Wrapped in a towel she quickly retreated behind the closet hiding her sticky freshly dyed hair.  Not to worry!  I had this under control and answered the door.  A friendly worker from the Fox farm greeted me like an old friend although I didn't recognize him.  He began speaking rapidly in Kiswahili and in my halting Swahili I asked him to please slow down and inquired if he spoke any English.  He assured me he did but continued with rapid fire Swahili.  He kept repeating the word "paka".  What did it mean?  I could only find our English Swahili dictionary which was useless in this situation.  From behind his back he produced a large set of silver pliers and then pointed to his private parts!  I was speechless and just a little nervous. 

Meanwhile Ruth is shivering and called from her hiding place that the time is up for washing the dye from her hair.  She wasn't looking forward to a new head of jet black hair.  But I could hear the urgency in this man's voice and he kept pointing emphatically to you know where!  In desperation I phoned the NGO's manager, Geoff Knight.  He laughed and said the man was sent to castrate our resident cat.  Ah, I'll NEVER forget the meaning of "paka'! 

But the saga didn't end there as this "stand in" vet wanted me to hold the cat down while he performed the deed.  No way!!  I kept saying, "I can't do that! I can't do that!" Another call to Geoff which resulted in 3 more joining this makeshift animal hospital.  I couldn't fulfill their request for a razor which meant a kitchen knife and a sack had to do. While this distraction was occurring, Ruth made a break for it and dashed upstairs to wash the dye out of her hair in the kitchen sink.

I finally caught the poor cat and guiltily handed him over to his willing castrators.  Behind the closed door I could hear shuffling and scratching accompanied by loud meowing.  Finally the deed was done.

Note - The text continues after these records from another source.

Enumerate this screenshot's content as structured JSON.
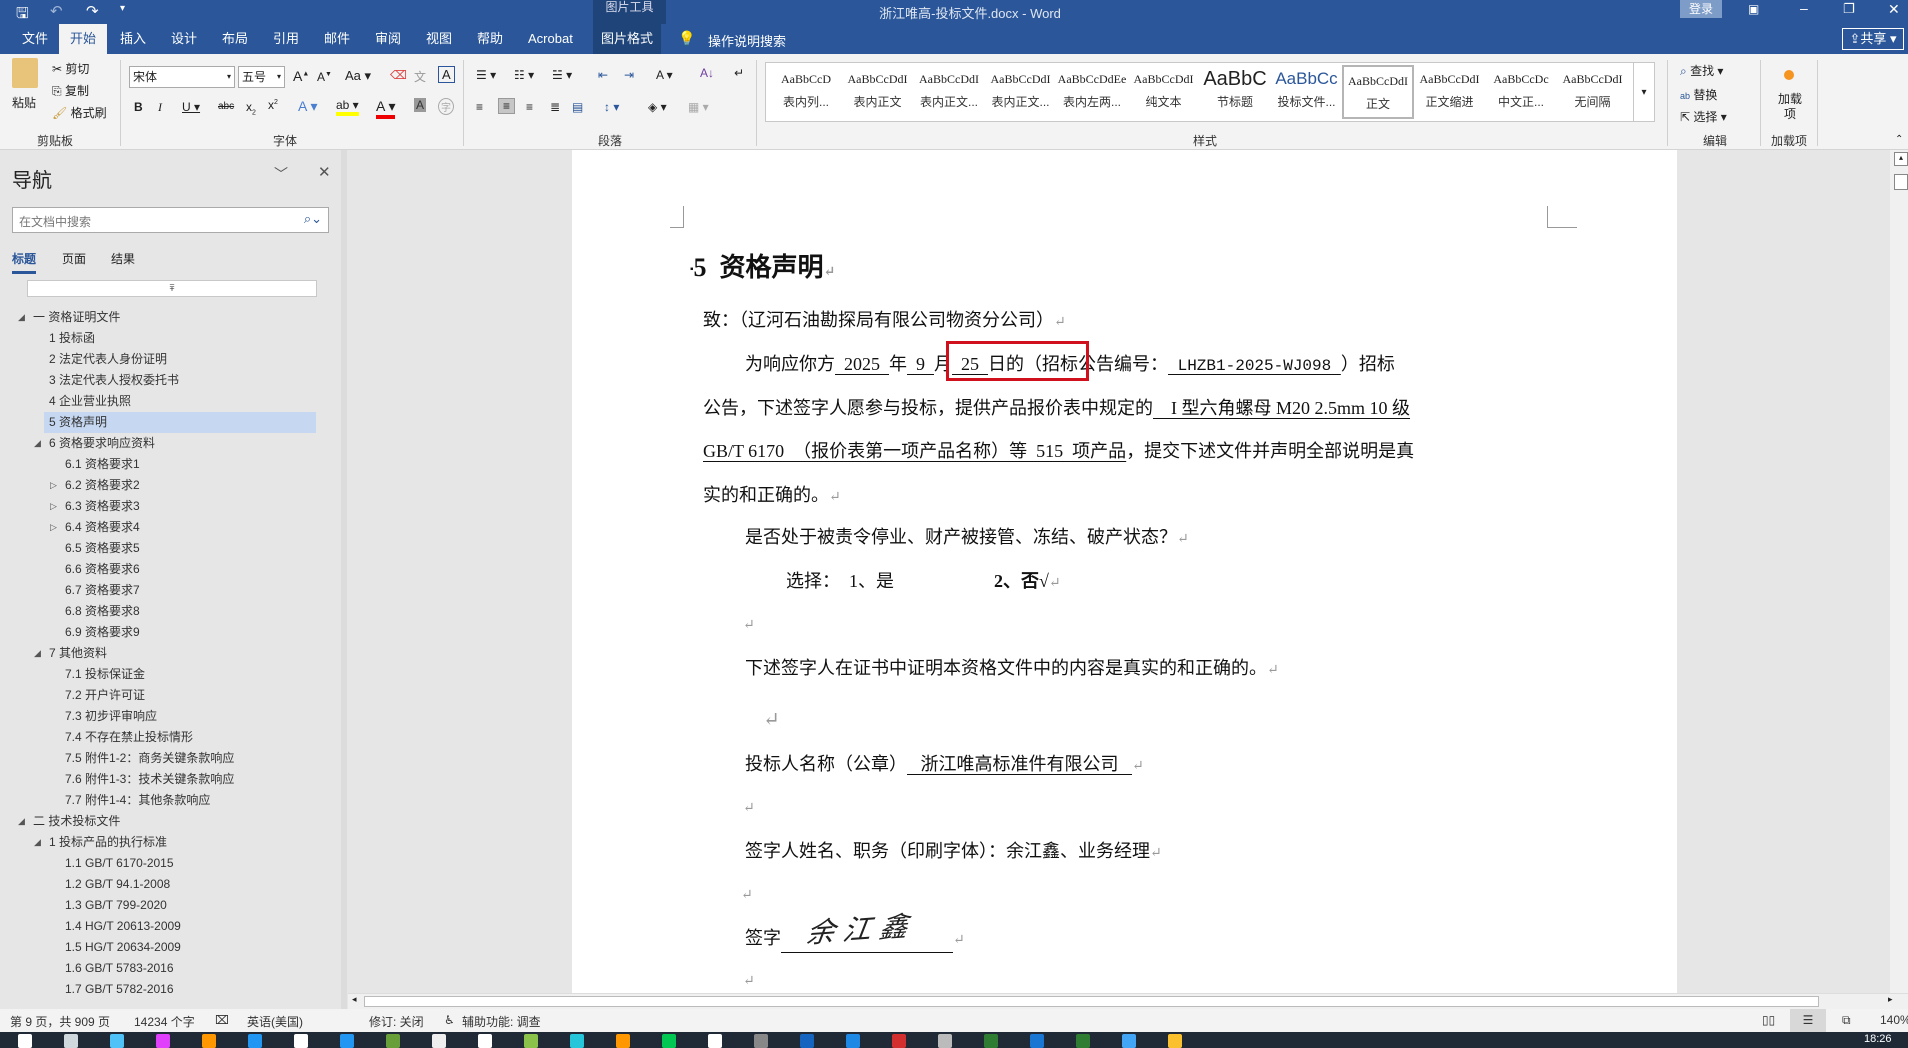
{
  "titlebar": {
    "context_tool": "图片工具",
    "title": "浙江唯高-投标文件.docx  -  Word",
    "login": "登录"
  },
  "tabs": [
    "文件",
    "开始",
    "插入",
    "设计",
    "布局",
    "引用",
    "邮件",
    "审阅",
    "视图",
    "帮助",
    "Acrobat",
    "图片格式"
  ],
  "active_tab": "开始",
  "tell_me": "操作说明搜索",
  "share": "共享",
  "ribbon": {
    "clipboard": {
      "paste": "粘贴",
      "cut": "剪切",
      "copy": "复制",
      "format_painter": "格式刷",
      "label": "剪贴板"
    },
    "font": {
      "name": "宋体",
      "size": "五号",
      "label": "字体",
      "change_case": "Aa"
    },
    "paragraph": {
      "label": "段落"
    },
    "styles": {
      "label": "样式",
      "items": [
        {
          "preview": "AaBbCcD",
          "name": "表内列..."
        },
        {
          "preview": "AaBbCcDdI",
          "name": "表内正文"
        },
        {
          "preview": "AaBbCcDdI",
          "name": "表内正文..."
        },
        {
          "preview": "AaBbCcDdI",
          "name": "表内正文..."
        },
        {
          "preview": "AaBbCcDdEe",
          "name": "表内左两..."
        },
        {
          "preview": "AaBbCcDdI",
          "name": "纯文本"
        },
        {
          "preview": "AaBbC",
          "name": "节标题"
        },
        {
          "preview": "AaBbCc",
          "name": "投标文件..."
        },
        {
          "preview": "AaBbCcDdI",
          "name": "正文"
        },
        {
          "preview": "AaBbCcDdI",
          "name": "正文缩进"
        },
        {
          "preview": "AaBbCcDc",
          "name": "中文正..."
        },
        {
          "preview": "AaBbCcDdI",
          "name": "无间隔"
        }
      ]
    },
    "editing": {
      "find": "查找",
      "replace": "替换",
      "select": "选择",
      "label": "编辑"
    },
    "addins": {
      "button": "加载项",
      "label": "加载项"
    }
  },
  "nav": {
    "title": "导航",
    "search_placeholder": "在文档中搜索",
    "tabs": [
      "标题",
      "页面",
      "结果"
    ],
    "items": [
      {
        "text": "一 资格证明文件",
        "level": 1,
        "state": "open"
      },
      {
        "text": "1 投标函",
        "level": 2,
        "state": ""
      },
      {
        "text": "2 法定代表人身份证明",
        "level": 2,
        "state": ""
      },
      {
        "text": "3 法定代表人授权委托书",
        "level": 2,
        "state": ""
      },
      {
        "text": "4 企业营业执照",
        "level": 2,
        "state": ""
      },
      {
        "text": "5 资格声明",
        "level": 2,
        "state": "",
        "selected": true
      },
      {
        "text": "6 资格要求响应资料",
        "level": 2,
        "state": "open"
      },
      {
        "text": "6.1 资格要求1",
        "level": 3,
        "state": ""
      },
      {
        "text": "6.2 资格要求2",
        "level": 3,
        "state": "closed"
      },
      {
        "text": "6.3 资格要求3",
        "level": 3,
        "state": "closed"
      },
      {
        "text": "6.4 资格要求4",
        "level": 3,
        "state": "closed"
      },
      {
        "text": "6.5 资格要求5",
        "level": 3,
        "state": ""
      },
      {
        "text": "6.6 资格要求6",
        "level": 3,
        "state": ""
      },
      {
        "text": "6.7 资格要求7",
        "level": 3,
        "state": ""
      },
      {
        "text": "6.8 资格要求8",
        "level": 3,
        "state": ""
      },
      {
        "text": "6.9 资格要求9",
        "level": 3,
        "state": ""
      },
      {
        "text": "7 其他资料",
        "level": 2,
        "state": "open"
      },
      {
        "text": "7.1 投标保证金",
        "level": 3,
        "state": ""
      },
      {
        "text": "7.2 开户许可证",
        "level": 3,
        "state": ""
      },
      {
        "text": "7.3 初步评审响应",
        "level": 3,
        "state": ""
      },
      {
        "text": "7.4 不存在禁止投标情形",
        "level": 3,
        "state": ""
      },
      {
        "text": "7.5 附件1-2：商务关键条款响应",
        "level": 3,
        "state": ""
      },
      {
        "text": "7.6 附件1-3：技术关键条款响应",
        "level": 3,
        "state": ""
      },
      {
        "text": "7.7 附件1-4：其他条款响应",
        "level": 3,
        "state": ""
      },
      {
        "text": "二 技术投标文件",
        "level": 1,
        "state": "open"
      },
      {
        "text": "1 投标产品的执行标准",
        "level": 2,
        "state": "open"
      },
      {
        "text": "1.1 GB/T 6170-2015",
        "level": 3,
        "state": ""
      },
      {
        "text": "1.2 GB/T 94.1-2008",
        "level": 3,
        "state": ""
      },
      {
        "text": "1.3 GB/T 799-2020",
        "level": 3,
        "state": ""
      },
      {
        "text": "1.4 HG/T 20613-2009",
        "level": 3,
        "state": ""
      },
      {
        "text": "1.5 HG/T 20634-2009",
        "level": 3,
        "state": ""
      },
      {
        "text": "1.6 GB/T 5783-2016",
        "level": 3,
        "state": ""
      },
      {
        "text": "1.7 GB/T 5782-2016",
        "level": 3,
        "state": ""
      }
    ]
  },
  "doc": {
    "heading_num": "5",
    "heading": "资格声明",
    "to": "致：（辽河石油勘探局有限公司物资分公司）",
    "p1_a": "为响应你方",
    "year": "  2025  ",
    "nian": "年",
    "month": "  9  ",
    "yue": "月",
    "day": "  25  ",
    "p1_b": "日的（招标公告编号：",
    "notice_no": " LHZB1-2025-WJ098 ",
    "p1_c": "）招标",
    "p2_a": "公告，下述签字人愿参与投标，提供产品报价表中规定的",
    "product": "    I 型六角螺母 M20 2.5mm 10 级",
    "product2": "GB/T 6170  （报价表第一项产品名称）等  515  项产品",
    "p3_b": "，提交下述文件并声明全部说明是真",
    "p4": "实的和正确的。",
    "q": "是否处于被责令停业、财产被接管、冻结、破产状态？",
    "choice_label": "选择：  1、是",
    "choice_no": "2、否√",
    "certify": "下述签字人在证书中证明本资格文件中的内容是真实的和正确的。",
    "bidder_label": "投标人名称（公章）",
    "bidder": "   浙江唯高标准件有限公司   ",
    "signer": "签字人姓名、职务（印刷字体）：余江鑫、业务经理",
    "sign_label": "签字",
    "signature": "余江鑫"
  },
  "status": {
    "page": "第 9 页，共 909 页",
    "words": "14234 个字",
    "lang": "英语(美国)",
    "track": "修订: 关闭",
    "accessibility": "辅助功能: 调查",
    "zoom": "140%"
  },
  "taskbar": {
    "time": "18:26"
  },
  "colors": {
    "accent": "#2b579a",
    "highlight": "#c5d7f1",
    "annotation_box": "#d0101c"
  }
}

It was definitely time to retreat to my book, "The Boy Who Harnessed the Wind" by William Kamkwamba.  His stunning narrative takes place in Malawi, a desperately poor country where magic ruled and science was a mystery.  It compellingly demonstrates how one village person applying ingenuity and imagination can make a significant difference to his community.  As the sage, Pliny the Elder said,"There's always something new out of Africa."  Get the book as it's an inspirational read.  I can hear sighing voices from my wonderful book club, "Oh no, Anne, not ANOTHER book about Africa!"

Thinking of you and sending much love,